Managing change successfully – How can CEOs achieve this?
In a survey conducted by the American Productivity and Quality Centre, researchers indicated that since change is almost always met by resistance, there arises the need for a champion to drive change across the organisation. Further, the more powerful and visible the champion is, the more successful the change project tends to be. In this direction, the researchers concluded that the leader of the organisation, most often the CEO is often the most effective communicator of the vision and the necessity of change across the organisation. In fact, change projects in most of the best practice organisations were found to be spearheaded, planned and managed by the CEO of the Company. Often, it is not enough for the CEO to just communicate the vision to the workforce. In order to ensure that vision successfully translates into reality, the CEO must also play a major role in planning and implementing the change process. The active involvement of the CEO in the project underlines the significance of the same, thus ensuring organisation-wide support and commitment.

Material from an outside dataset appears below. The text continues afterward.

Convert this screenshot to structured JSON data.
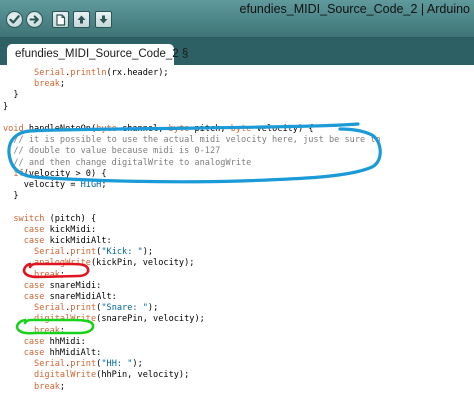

The CEO perspective Often times, change is viewed as an objectively measurable output. It could be a surge in sales figures, a new business unit or a process reengineering. However, what some CEO’s may miss is the transition phase. Till the output becomes visible and operating, the impression could be that the change effort has been unsuccessful or worst not achieved. Fact is the transition phase, which precedes the phase where change results become visible is not only the toughest phase but is also the phase where the maximum change effort is required. This is a time, when people are adapting to the new situation, adjusting themselves into newfound responsibilities, and sometimes operating both old and new systems simultaneously. While this phase may not show any visible output, this is the phase where the maximum change is actually taking place. The CEO needs to empathize with his employees during this phase rather than worry about the observable result. The only hurdle that they may face is there are no limits to how long a transition phase will last before the change finally sets in and becomes visible.

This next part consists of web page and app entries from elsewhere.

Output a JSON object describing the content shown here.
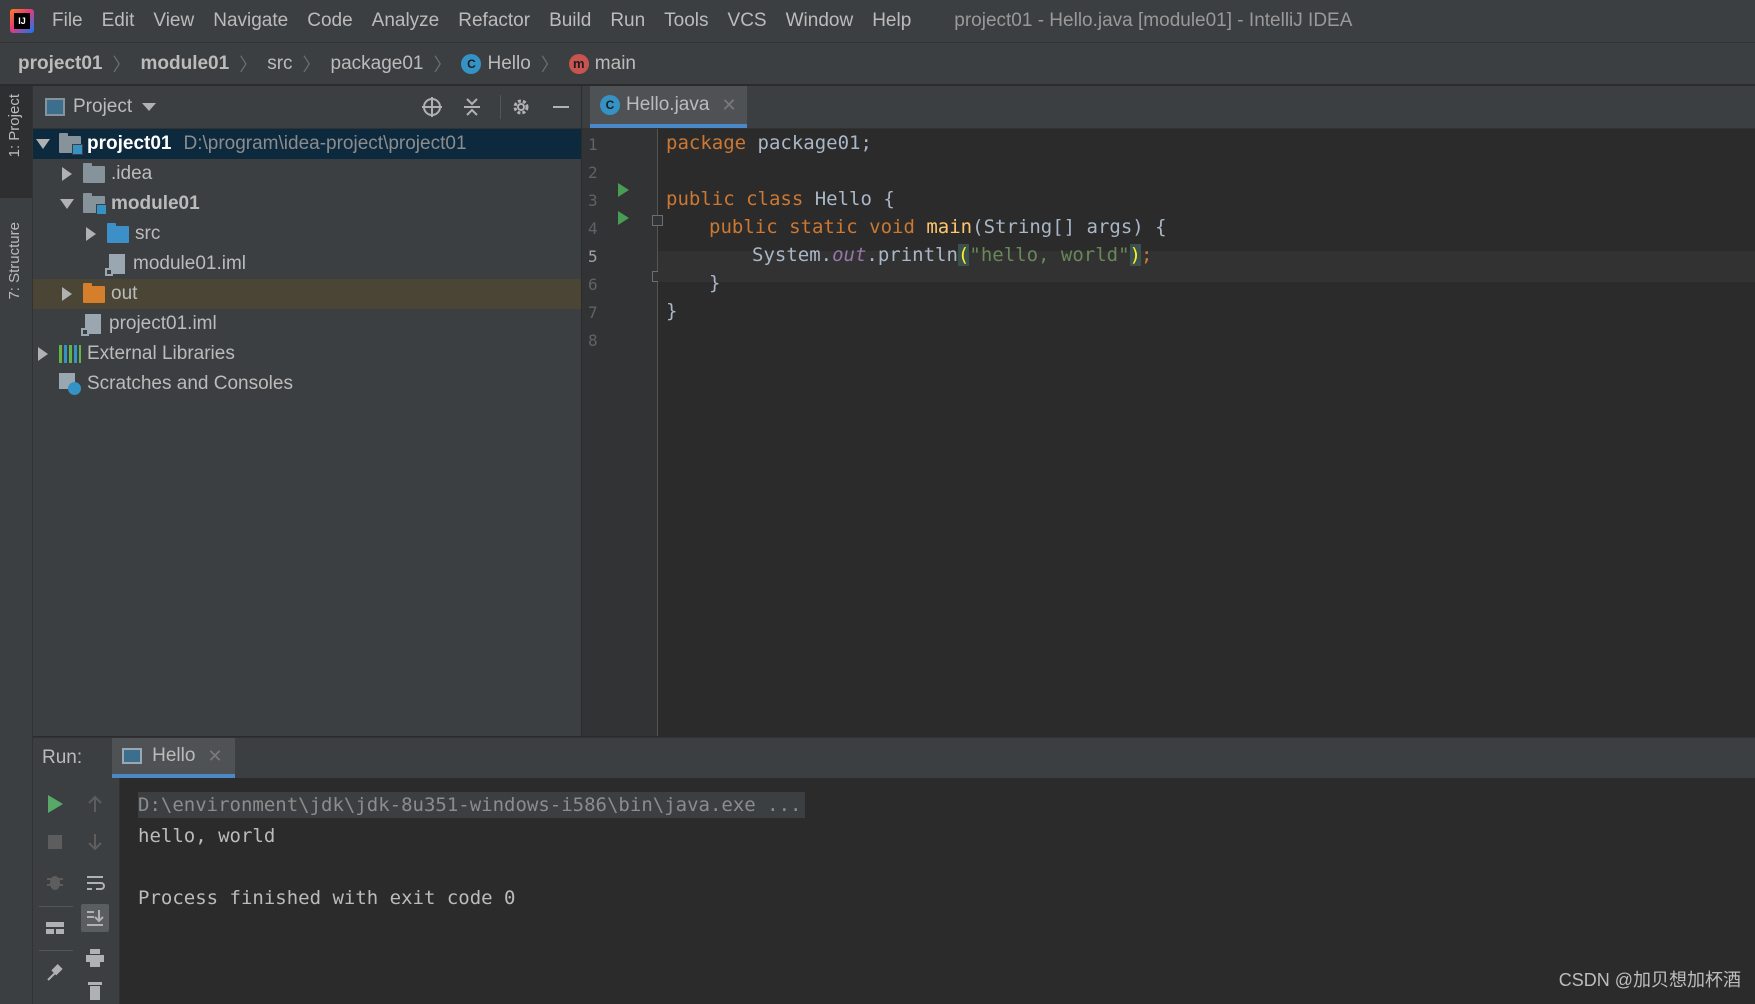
{
  "menubar": {
    "items": [
      "File",
      "Edit",
      "View",
      "Navigate",
      "Code",
      "Analyze",
      "Refactor",
      "Build",
      "Run",
      "Tools",
      "VCS",
      "Window",
      "Help"
    ],
    "window_title": "project01 - Hello.java [module01] - IntelliJ IDEA"
  },
  "breadcrumb": [
    "project01",
    "module01",
    "src",
    "package01",
    "Hello",
    "main"
  ],
  "left_strip": {
    "project_tab": "1: Project",
    "structure_tab": "7: Structure"
  },
  "project_panel": {
    "view_label": "Project",
    "tree": [
      {
        "label": "project01",
        "path": "D:\\program\\idea-project\\project01"
      },
      {
        "label": ".idea"
      },
      {
        "label": "module01"
      },
      {
        "label": "src"
      },
      {
        "label": "module01.iml"
      },
      {
        "label": "out"
      },
      {
        "label": "project01.iml"
      },
      {
        "label": "External Libraries"
      },
      {
        "label": "Scratches and Consoles"
      }
    ]
  },
  "editor": {
    "tab_label": "Hello.java",
    "line_numbers": [
      "1",
      "2",
      "3",
      "4",
      "5",
      "6",
      "7",
      "8"
    ],
    "code": {
      "l1_kw": "package",
      "l1_rest": " package01;",
      "l3_kw": "public class",
      "l3_rest": " Hello {",
      "l4_kw": "public static void",
      "l4_fn": "main",
      "l4_rest": "(String[] args) {",
      "l5_a": "System.",
      "l5_field": "out",
      "l5_b": ".println",
      "l5_open": "(",
      "l5_str": "\"hello, world\"",
      "l5_close": ")",
      "l5_semi": ";",
      "l6": "}",
      "l7": "}"
    }
  },
  "run_panel": {
    "label": "Run:",
    "tab_label": "Hello",
    "console": [
      "D:\\environment\\jdk\\jdk-8u351-windows-i586\\bin\\java.exe ...",
      "hello, world",
      "",
      "Process finished with exit code 0"
    ]
  },
  "watermark": "CSDN @加贝想加杯酒"
}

Another hurdle for the CEO is to effectively handle pressure situations, wherein the Board may want to see how the change has affected a return on investment too soon. This disregards the fact that a change is always gradual and can eventually lead to a regression.

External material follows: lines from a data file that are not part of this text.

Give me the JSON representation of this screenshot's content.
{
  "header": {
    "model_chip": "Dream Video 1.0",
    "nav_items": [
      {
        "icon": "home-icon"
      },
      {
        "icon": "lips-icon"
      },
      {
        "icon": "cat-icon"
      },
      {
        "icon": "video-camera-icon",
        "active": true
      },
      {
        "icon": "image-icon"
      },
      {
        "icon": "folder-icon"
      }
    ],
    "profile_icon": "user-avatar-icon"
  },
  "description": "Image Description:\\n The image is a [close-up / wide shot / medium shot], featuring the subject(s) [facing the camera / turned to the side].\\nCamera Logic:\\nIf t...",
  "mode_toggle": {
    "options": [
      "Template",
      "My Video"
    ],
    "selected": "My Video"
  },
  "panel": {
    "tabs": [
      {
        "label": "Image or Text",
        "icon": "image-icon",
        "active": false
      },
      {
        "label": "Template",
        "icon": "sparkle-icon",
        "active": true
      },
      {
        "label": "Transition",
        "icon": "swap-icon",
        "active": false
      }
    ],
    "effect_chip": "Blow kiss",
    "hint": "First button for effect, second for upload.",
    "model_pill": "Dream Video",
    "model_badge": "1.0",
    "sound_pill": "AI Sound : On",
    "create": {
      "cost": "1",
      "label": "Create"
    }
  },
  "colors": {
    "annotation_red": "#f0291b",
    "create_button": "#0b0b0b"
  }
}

A third challenge, which is quite inconspicuous, is that the CEO often runs a shorter transition cycle than the middle management, and hence is actually not as “connected” to the middle management as he may feel. The reason is that, for him, the change is often signified by the accomplishment of a strategic objective, whereas for the middle management, the actual change impact sets in after the objective has been achieved and a new set of circumstances established. For it is the middle management that has to deal with this change on a daily basis, slowly regularising the change to make it a part of the system. That requires time. Hence, a longer transition phase. This disconnect, between the CEO and the middle management in a change scenario, can pose a challenge to the CEO.